“A dark soul can cast a long shadow over the living and the dead,” he says. “Who’s to say that enough hate and anger can’t bring about something terrible?”Laurie Lico Albanese, Hester
Author: Laurie Lico Albanese
Genres: Historical Fiction, Retelling, Feminism
Pages: 336 (Hardcover)
Published: October 4th, 2022
My Rating: ★★★★
Read: 11/11/2022 – 11/14/2022
I’ll be honest. I wanted to read this book because the cover is gorgeous. I paid minimum attention to the synopsis until later when I was discussing it with the person I ended up buddy-reading it with.
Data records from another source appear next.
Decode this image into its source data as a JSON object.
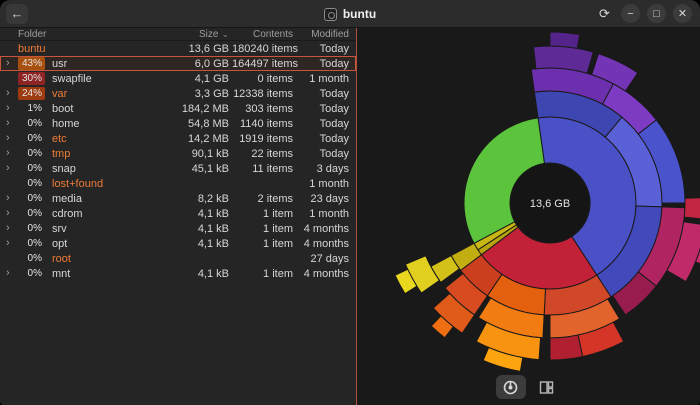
{
  "header": {
    "title": "buntu",
    "icons": {
      "back": "←",
      "refresh": "⟳",
      "minimize": "−",
      "maximize": "□",
      "close": "✕"
    }
  },
  "table": {
    "columns": {
      "folder": "Folder",
      "size": "Size",
      "contents": "Contents",
      "modified": "Modified"
    },
    "sort_indicator": "⌄",
    "chevron_glyph": "›",
    "rows": [
      {
        "chevron": false,
        "pct": "",
        "pct_bg": "",
        "name": "buntu",
        "orange": true,
        "size": "13,6 GB",
        "contents": "180240 items",
        "modified": "Today",
        "selected": false
      },
      {
        "chevron": true,
        "pct": "43%",
        "pct_bg": "#a8500f",
        "name": "usr",
        "orange": false,
        "size": "6,0 GB",
        "contents": "164497 items",
        "modified": "Today",
        "selected": true
      },
      {
        "chevron": false,
        "pct": "30%",
        "pct_bg": "#8e2424",
        "name": "swapfile",
        "orange": false,
        "size": "4,1 GB",
        "contents": "0 items",
        "modified": "1 month",
        "selected": false
      },
      {
        "chevron": true,
        "pct": "24%",
        "pct_bg": "#9d3a10",
        "name": "var",
        "orange": true,
        "size": "3,3 GB",
        "contents": "12338 items",
        "modified": "Today",
        "selected": false
      },
      {
        "chevron": true,
        "pct": "1%",
        "pct_bg": "",
        "name": "boot",
        "orange": false,
        "size": "184,2 MB",
        "contents": "303 items",
        "modified": "Today",
        "selected": false
      },
      {
        "chevron": true,
        "pct": "0%",
        "pct_bg": "",
        "name": "home",
        "orange": false,
        "size": "54,8 MB",
        "contents": "1140 items",
        "modified": "Today",
        "selected": false
      },
      {
        "chevron": true,
        "pct": "0%",
        "pct_bg": "",
        "name": "etc",
        "orange": true,
        "size": "14,2 MB",
        "contents": "1919 items",
        "modified": "Today",
        "selected": false
      },
      {
        "chevron": true,
        "pct": "0%",
        "pct_bg": "",
        "name": "tmp",
        "orange": true,
        "size": "90,1 kB",
        "contents": "22 items",
        "modified": "Today",
        "selected": false
      },
      {
        "chevron": true,
        "pct": "0%",
        "pct_bg": "",
        "name": "snap",
        "orange": false,
        "size": "45,1 kB",
        "contents": "11 items",
        "modified": "3 days",
        "selected": false
      },
      {
        "chevron": false,
        "pct": "0%",
        "pct_bg": "",
        "name": "lost+found",
        "orange": true,
        "size": "",
        "contents": "",
        "modified": "1 month",
        "selected": false
      },
      {
        "chevron": true,
        "pct": "0%",
        "pct_bg": "",
        "name": "media",
        "orange": false,
        "size": "8,2 kB",
        "contents": "2 items",
        "modified": "23 days",
        "selected": false
      },
      {
        "chevron": true,
        "pct": "0%",
        "pct_bg": "",
        "name": "cdrom",
        "orange": false,
        "size": "4,1 kB",
        "contents": "1 item",
        "modified": "1 month",
        "selected": false
      },
      {
        "chevron": true,
        "pct": "0%",
        "pct_bg": "",
        "name": "srv",
        "orange": false,
        "size": "4,1 kB",
        "contents": "1 item",
        "modified": "4 months",
        "selected": false
      },
      {
        "chevron": true,
        "pct": "0%",
        "pct_bg": "",
        "name": "opt",
        "orange": false,
        "size": "4,1 kB",
        "contents": "1 item",
        "modified": "4 months",
        "selected": false
      },
      {
        "chevron": false,
        "pct": "0%",
        "pct_bg": "",
        "name": "root",
        "orange": true,
        "size": "",
        "contents": "",
        "modified": "27 days",
        "selected": false
      },
      {
        "chevron": true,
        "pct": "0%",
        "pct_bg": "",
        "name": "mnt",
        "orange": false,
        "size": "4,1 kB",
        "contents": "1 item",
        "modified": "4 months",
        "selected": false
      }
    ]
  },
  "chart": {
    "center_label": "13,6 GB",
    "segments": [
      [
        -8,
        147,
        40,
        86,
        "#4a51c7"
      ],
      [
        147,
        233,
        40,
        86,
        "#c22138"
      ],
      [
        233,
        237,
        40,
        86,
        "#b8a50e"
      ],
      [
        237,
        242,
        40,
        86,
        "#c9b715"
      ],
      [
        242,
        352,
        40,
        86,
        "#5cc43c"
      ],
      [
        -8,
        40,
        86,
        112,
        "#3e46b2"
      ],
      [
        40,
        92,
        86,
        112,
        "#5a61d6"
      ],
      [
        92,
        147,
        86,
        112,
        "#4249ba"
      ],
      [
        147,
        183,
        86,
        112,
        "#d04828"
      ],
      [
        183,
        214,
        86,
        112,
        "#e2600e"
      ],
      [
        214,
        233,
        86,
        112,
        "#cc3f1e"
      ],
      [
        233,
        242,
        86,
        112,
        "#c2ae10"
      ],
      [
        -8,
        28,
        112,
        135,
        "#6c2fae"
      ],
      [
        28,
        52,
        112,
        135,
        "#7d3ac2"
      ],
      [
        52,
        90,
        112,
        135,
        "#4a53cc"
      ],
      [
        92,
        128,
        112,
        135,
        "#b02462"
      ],
      [
        128,
        146,
        112,
        135,
        "#981d4e"
      ],
      [
        149,
        180,
        112,
        135,
        "#e2632c"
      ],
      [
        183,
        212,
        112,
        135,
        "#f07c12"
      ],
      [
        214,
        231,
        112,
        135,
        "#d84a20"
      ],
      [
        234,
        242,
        112,
        135,
        "#d3c018"
      ],
      [
        -6,
        16,
        135,
        157,
        "#5d2a96"
      ],
      [
        18,
        34,
        135,
        157,
        "#7334b6"
      ],
      [
        88,
        96,
        135,
        157,
        "#c22643"
      ],
      [
        98,
        120,
        135,
        157,
        "#c02a68"
      ],
      [
        152,
        168,
        135,
        157,
        "#d43527"
      ],
      [
        168,
        180,
        135,
        157,
        "#b02030"
      ],
      [
        184,
        208,
        135,
        157,
        "#f89310"
      ],
      [
        214,
        228,
        135,
        157,
        "#e05a1a"
      ],
      [
        235,
        247,
        135,
        157,
        "#e0cf1e"
      ],
      [
        0,
        10,
        157,
        171,
        "#54248a"
      ],
      [
        104,
        112,
        157,
        171,
        "#cb2d6e"
      ],
      [
        190,
        203,
        157,
        171,
        "#fda50f"
      ],
      [
        218,
        224,
        157,
        171,
        "#ef6f12"
      ],
      [
        238,
        245,
        157,
        171,
        "#ead81f"
      ]
    ]
  },
  "toolbar": {
    "rings_icon": "rings-chart",
    "treemap_icon": "treemap-chart"
  }
}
Once I fully realized what it was about and where it was set, I was 100% sold.
Isobel and her husband, Edward, immigrate from Scotland to Salem, Massachusetts sometime in the early 1800s. They aren’t together here long as Edward soon joins a ship crew and leaves Isobel behind to fend for herself. She’s not without a trade, fortunately, and is a talented seamstress. But are her talents the result of something that could ultimately put her life in danger?
While Edward is away, Isobel forges a friendship with none other than Nathaniel Hawthorne. Both of them are haunted by their pasts and lineage. This common bond draws them to one another.
I enjoyed this a lot, though I could be biased as I can consider it a local story. I do think I would have gotten a lot more out of the story if I had first read The Scarlet Letter. One thing I still can’t figure out is the significance of the italicized sections of the book. I understand the connection between the characters portrayed here and the protagonists, but they fizzle out toward the end. I personally found it more confusing than an aid in the progression of the story.
This is the first time I’ve read a book that involves a character with synesthesia. So fascinating. It added a lot to Isobel’s character and made the story richer. The descriptions were fantastic.
Likes & Dislikes:
What I liked:
- The slow burn.
- The location! (And all of the history that goes with it.)
- Isobel having synesthesia. It was especially interesting to read about in this time period.
What I didn’t like:
- Definitely a personal preference here, but all of the witchcraft mentions. I typically avoid books on the subject but made an exception under the circumstances. It unsettles me.
- I’m no expert on Nathaniel Hawthorne, but I have a romanticized image of him thanks to visits to House of Seven Gables. This book shattered that illusion. (Which is totally on me.)
This made an especially good buddy read! I got a lot more invested than I imagined I would. It ultimately inspired me to take an impromptu afternoon visit to Salem. I couldn’t resist taking a picture at the House of Seven Gables.